*** Exercise data Section Begins ***

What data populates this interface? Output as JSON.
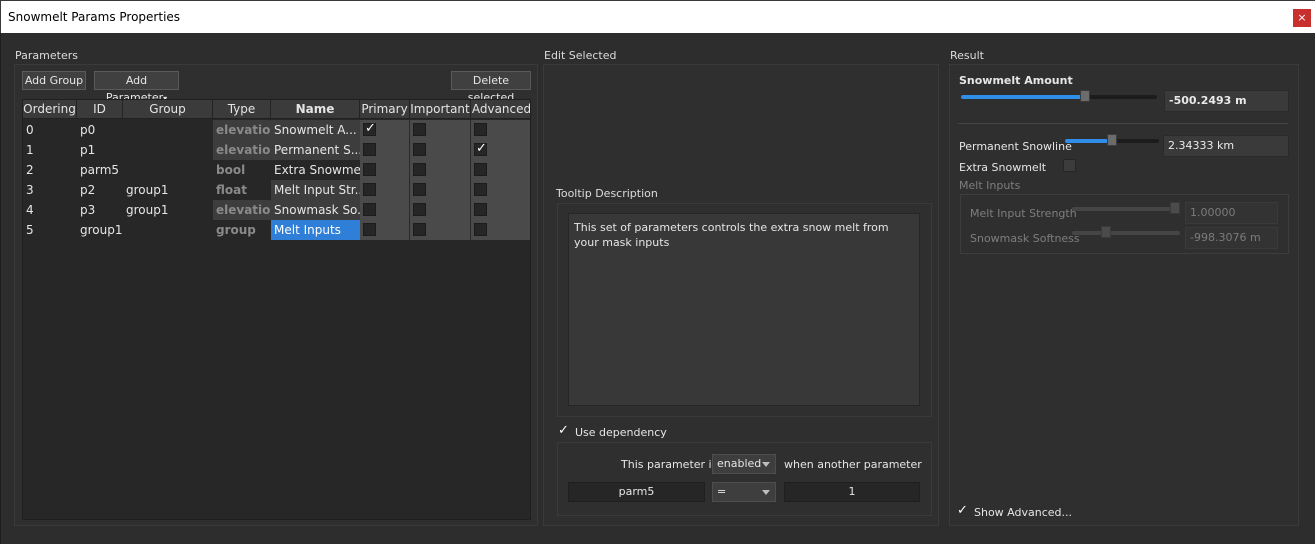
{
  "window": {
    "title": "Snowmelt Params Properties",
    "close_glyph": "×"
  },
  "sections": {
    "parameters": "Parameters",
    "edit_selected": "Edit Selected",
    "result": "Result"
  },
  "toolbar": {
    "add_group": "Add Group",
    "add_parameter": "Add Parameter",
    "delete_selected": "Delete selected"
  },
  "table": {
    "columns": [
      "Ordering",
      "ID",
      "Group",
      "Type",
      "Name",
      "Primary",
      "Important",
      "Advanced"
    ],
    "rows": [
      {
        "ordering": "0",
        "id": "p0",
        "group": "",
        "type": "elevation",
        "name": "Snowmelt A...",
        "primary": true,
        "important": false,
        "advanced": false
      },
      {
        "ordering": "1",
        "id": "p1",
        "group": "",
        "type": "elevation",
        "name": "Permanent S...",
        "primary": false,
        "important": false,
        "advanced": true
      },
      {
        "ordering": "2",
        "id": "parm5",
        "group": "",
        "type": "bool",
        "name": "Extra Snowmelt",
        "primary": false,
        "important": false,
        "advanced": false
      },
      {
        "ordering": "3",
        "id": "p2",
        "group": "group1",
        "type": "float",
        "name": "Melt Input Str...",
        "primary": false,
        "important": false,
        "advanced": false
      },
      {
        "ordering": "4",
        "id": "p3",
        "group": "group1",
        "type": "elevation",
        "name": "Snowmask So...",
        "primary": false,
        "important": false,
        "advanced": false
      },
      {
        "ordering": "5",
        "id": "group1",
        "group": "",
        "type": "group",
        "name": "Melt Inputs",
        "primary": false,
        "important": false,
        "advanced": false,
        "selected": true
      }
    ]
  },
  "edit": {
    "tooltip_label": "Tooltip Description",
    "tooltip_text": "This set of parameters controls the extra snow melt from your mask inputs",
    "use_dependency_label": "Use dependency",
    "use_dependency_checked": true,
    "this_parameter_is": "This parameter is",
    "state_value": "enabled",
    "when_another": "when another parameter",
    "dep_param": "parm5",
    "dep_operator": "=",
    "dep_value": "1"
  },
  "result": {
    "snowmelt_amount_label": "Snowmelt Amount",
    "snowmelt_amount_value": "-500.2493 m",
    "snowmelt_amount_level": 0.64,
    "permanent_snowline_label": "Permanent Snowline",
    "permanent_snowline_value": "2.34333 km",
    "permanent_snowline_level": 0.5,
    "extra_snowmelt_label": "Extra Snowmelt",
    "melt_inputs_label": "Melt Inputs",
    "melt_input_strength_label": "Melt Input Strength",
    "melt_input_strength_value": "1.00000",
    "melt_input_strength_level": 1.0,
    "snowmask_softness_label": "Snowmask Softness",
    "snowmask_softness_value": "-998.3076 m",
    "snowmask_softness_level": 0.3,
    "show_advanced_label": "Show Advanced..."
  },
  "colors": {
    "accent": "#2f8ee8",
    "selection": "#2f7ed8",
    "close": "#c8302d"
  }
}
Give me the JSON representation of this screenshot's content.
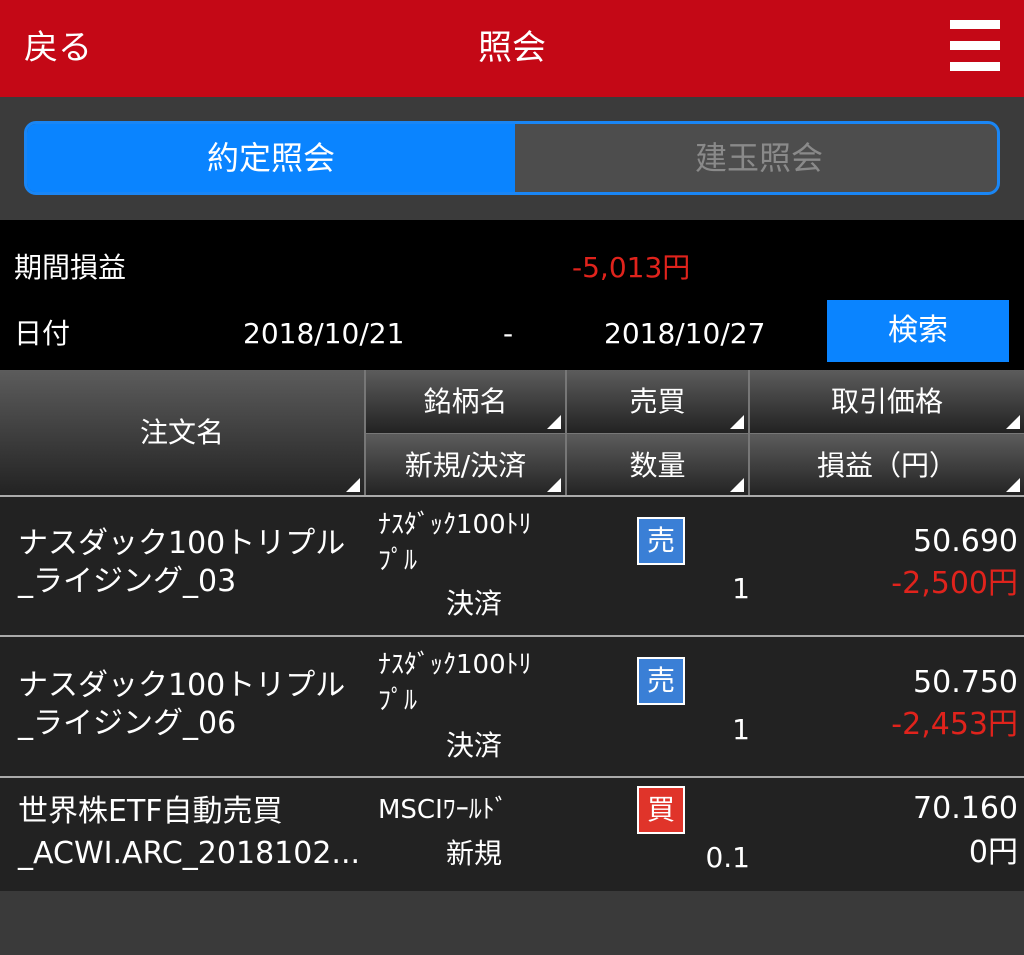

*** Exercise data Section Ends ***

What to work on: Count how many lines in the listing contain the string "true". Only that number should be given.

Output of the task: 4